## WHAT IS EXPECTED:
Identify all lines in the data containing the string "address". Copy them out.

App and web page records
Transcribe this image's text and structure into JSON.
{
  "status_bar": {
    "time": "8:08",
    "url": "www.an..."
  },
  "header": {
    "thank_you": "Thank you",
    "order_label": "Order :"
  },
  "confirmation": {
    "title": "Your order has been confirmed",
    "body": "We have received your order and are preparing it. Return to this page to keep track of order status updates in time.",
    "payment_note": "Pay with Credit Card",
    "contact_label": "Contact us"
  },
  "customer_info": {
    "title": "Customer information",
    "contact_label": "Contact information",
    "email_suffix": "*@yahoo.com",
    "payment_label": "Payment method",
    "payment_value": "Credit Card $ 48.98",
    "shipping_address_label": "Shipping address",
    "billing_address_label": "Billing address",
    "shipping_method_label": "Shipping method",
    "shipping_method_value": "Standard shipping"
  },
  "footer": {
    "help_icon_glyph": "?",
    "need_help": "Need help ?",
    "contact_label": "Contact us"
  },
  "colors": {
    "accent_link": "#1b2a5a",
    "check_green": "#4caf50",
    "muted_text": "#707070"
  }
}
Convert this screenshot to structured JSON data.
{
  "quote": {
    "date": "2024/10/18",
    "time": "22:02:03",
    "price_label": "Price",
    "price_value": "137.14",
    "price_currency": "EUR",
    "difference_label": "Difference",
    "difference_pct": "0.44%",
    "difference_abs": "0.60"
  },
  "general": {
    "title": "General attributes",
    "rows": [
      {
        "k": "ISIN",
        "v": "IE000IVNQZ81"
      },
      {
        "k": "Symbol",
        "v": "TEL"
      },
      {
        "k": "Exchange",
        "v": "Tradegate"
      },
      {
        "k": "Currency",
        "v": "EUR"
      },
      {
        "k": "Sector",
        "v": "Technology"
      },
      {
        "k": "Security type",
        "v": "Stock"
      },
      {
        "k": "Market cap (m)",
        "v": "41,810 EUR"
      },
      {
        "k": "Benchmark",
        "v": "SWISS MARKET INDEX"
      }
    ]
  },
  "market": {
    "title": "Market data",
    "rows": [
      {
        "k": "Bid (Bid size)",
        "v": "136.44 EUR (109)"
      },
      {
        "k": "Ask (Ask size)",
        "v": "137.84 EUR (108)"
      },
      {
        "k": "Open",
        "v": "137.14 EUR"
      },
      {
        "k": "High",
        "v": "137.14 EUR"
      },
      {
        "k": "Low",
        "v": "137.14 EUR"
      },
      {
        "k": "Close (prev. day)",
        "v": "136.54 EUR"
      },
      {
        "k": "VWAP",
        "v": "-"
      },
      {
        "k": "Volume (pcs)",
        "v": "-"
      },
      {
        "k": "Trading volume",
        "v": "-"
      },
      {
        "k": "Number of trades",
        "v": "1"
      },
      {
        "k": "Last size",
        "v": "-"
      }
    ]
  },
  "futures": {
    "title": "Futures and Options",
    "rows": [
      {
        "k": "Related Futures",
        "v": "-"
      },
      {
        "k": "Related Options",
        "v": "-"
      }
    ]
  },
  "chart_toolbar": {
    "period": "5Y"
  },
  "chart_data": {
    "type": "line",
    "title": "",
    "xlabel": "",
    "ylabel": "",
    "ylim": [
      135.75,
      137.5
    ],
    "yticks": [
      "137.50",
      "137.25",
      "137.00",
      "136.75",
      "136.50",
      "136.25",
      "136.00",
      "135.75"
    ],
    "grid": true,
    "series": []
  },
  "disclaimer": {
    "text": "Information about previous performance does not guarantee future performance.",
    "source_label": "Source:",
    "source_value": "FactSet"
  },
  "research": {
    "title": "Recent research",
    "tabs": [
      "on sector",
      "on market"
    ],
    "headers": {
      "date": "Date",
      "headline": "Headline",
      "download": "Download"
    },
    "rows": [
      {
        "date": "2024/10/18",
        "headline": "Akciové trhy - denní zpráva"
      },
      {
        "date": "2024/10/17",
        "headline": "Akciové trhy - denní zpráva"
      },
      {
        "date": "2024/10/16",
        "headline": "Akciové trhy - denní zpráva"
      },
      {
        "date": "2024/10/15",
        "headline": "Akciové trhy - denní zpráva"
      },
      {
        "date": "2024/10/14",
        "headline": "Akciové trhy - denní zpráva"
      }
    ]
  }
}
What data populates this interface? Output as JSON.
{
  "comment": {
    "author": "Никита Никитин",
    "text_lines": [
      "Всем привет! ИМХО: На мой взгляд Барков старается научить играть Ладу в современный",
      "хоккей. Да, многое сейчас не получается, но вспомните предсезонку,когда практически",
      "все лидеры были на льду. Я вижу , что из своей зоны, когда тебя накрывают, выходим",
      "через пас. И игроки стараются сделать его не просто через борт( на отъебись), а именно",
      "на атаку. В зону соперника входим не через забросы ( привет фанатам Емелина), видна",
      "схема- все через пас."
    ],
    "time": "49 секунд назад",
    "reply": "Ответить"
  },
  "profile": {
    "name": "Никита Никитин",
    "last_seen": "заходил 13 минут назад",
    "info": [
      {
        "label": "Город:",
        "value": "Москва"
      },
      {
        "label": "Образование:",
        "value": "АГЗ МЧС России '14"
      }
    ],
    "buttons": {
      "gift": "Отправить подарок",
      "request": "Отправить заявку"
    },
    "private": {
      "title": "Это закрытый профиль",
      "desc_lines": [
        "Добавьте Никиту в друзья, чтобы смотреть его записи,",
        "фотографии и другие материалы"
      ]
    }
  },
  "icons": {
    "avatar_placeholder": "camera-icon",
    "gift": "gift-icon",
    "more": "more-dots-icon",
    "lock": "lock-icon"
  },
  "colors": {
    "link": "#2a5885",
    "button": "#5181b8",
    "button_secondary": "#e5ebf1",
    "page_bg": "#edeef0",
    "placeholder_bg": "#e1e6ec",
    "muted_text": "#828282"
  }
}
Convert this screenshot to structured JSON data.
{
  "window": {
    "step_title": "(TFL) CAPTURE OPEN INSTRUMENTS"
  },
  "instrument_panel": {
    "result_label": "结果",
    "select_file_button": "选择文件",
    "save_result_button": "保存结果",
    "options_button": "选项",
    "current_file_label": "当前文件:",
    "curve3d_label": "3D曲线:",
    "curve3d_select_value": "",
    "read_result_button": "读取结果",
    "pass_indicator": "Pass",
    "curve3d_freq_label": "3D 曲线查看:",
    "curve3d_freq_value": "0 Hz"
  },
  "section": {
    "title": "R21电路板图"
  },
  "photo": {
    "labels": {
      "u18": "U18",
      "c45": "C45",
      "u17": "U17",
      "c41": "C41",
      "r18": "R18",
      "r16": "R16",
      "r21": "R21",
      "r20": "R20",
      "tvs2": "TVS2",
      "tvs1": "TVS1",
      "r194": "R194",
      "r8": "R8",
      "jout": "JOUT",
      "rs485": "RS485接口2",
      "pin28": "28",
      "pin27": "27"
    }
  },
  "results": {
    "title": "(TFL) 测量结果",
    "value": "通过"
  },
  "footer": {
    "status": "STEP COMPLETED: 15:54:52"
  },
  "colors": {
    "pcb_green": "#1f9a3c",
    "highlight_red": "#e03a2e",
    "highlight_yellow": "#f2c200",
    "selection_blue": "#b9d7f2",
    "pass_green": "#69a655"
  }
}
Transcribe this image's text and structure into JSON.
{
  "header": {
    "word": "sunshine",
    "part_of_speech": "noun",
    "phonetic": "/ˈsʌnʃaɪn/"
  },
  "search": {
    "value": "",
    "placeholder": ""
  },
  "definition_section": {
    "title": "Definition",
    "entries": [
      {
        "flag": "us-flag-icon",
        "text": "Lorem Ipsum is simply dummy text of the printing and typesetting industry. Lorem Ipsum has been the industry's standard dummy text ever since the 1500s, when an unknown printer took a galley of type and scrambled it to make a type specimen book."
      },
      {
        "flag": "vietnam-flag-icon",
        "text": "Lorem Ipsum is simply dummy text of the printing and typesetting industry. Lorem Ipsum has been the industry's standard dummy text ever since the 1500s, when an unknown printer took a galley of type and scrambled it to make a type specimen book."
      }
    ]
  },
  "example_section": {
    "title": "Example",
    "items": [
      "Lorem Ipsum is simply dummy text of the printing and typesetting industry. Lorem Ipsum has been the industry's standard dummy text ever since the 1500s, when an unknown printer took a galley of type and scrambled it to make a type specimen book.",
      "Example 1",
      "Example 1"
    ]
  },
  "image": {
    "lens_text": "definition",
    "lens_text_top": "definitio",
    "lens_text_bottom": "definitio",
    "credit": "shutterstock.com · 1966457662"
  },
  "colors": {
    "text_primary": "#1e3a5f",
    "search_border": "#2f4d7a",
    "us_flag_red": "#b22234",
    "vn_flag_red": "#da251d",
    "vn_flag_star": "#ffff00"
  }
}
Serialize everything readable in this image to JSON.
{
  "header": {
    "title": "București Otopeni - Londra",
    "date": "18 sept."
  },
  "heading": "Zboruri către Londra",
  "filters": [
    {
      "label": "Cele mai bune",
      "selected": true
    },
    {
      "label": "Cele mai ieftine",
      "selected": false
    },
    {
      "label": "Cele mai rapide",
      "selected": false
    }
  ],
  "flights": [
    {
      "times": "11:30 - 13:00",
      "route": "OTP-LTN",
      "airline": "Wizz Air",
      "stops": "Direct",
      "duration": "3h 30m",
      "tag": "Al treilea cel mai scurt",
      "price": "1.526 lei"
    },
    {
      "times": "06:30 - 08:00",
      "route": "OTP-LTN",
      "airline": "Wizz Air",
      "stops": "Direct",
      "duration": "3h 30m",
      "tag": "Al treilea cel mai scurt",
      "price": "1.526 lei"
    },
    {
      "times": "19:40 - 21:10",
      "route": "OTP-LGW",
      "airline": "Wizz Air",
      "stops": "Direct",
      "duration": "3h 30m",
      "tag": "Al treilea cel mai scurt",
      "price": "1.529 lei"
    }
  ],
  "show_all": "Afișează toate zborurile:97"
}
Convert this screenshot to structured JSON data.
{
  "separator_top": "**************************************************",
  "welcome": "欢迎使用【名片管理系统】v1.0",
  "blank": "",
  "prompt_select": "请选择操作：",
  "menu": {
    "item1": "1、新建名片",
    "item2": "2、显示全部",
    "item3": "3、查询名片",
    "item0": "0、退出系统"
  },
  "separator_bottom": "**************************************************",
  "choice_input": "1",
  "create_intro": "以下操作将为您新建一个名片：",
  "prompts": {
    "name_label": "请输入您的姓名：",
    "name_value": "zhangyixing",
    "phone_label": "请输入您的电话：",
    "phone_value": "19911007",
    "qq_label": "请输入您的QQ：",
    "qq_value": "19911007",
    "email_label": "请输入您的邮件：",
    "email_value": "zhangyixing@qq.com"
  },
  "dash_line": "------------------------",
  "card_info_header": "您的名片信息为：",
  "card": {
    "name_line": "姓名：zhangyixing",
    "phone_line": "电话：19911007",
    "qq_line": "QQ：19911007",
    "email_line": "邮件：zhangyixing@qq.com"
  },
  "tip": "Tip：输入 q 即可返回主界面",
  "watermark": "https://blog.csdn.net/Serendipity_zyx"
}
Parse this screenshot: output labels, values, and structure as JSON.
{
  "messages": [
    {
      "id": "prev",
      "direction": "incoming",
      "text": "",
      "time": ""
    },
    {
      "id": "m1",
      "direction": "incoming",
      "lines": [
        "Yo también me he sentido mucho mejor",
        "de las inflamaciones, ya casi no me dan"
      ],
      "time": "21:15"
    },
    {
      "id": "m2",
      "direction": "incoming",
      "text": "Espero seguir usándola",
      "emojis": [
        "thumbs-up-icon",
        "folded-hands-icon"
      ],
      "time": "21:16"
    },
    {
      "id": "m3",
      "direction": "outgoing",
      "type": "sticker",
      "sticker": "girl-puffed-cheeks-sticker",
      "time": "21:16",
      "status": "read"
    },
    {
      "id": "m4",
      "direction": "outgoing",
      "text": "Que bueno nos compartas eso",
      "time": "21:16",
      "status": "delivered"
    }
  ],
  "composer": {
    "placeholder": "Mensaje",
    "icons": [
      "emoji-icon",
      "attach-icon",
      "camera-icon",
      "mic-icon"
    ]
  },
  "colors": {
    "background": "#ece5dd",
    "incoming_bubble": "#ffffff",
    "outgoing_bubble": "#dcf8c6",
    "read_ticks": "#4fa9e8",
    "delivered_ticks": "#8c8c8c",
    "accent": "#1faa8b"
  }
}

## REPLY:
    "shipping_address_label": "Shipping address",
    "billing_address_label": "Billing address",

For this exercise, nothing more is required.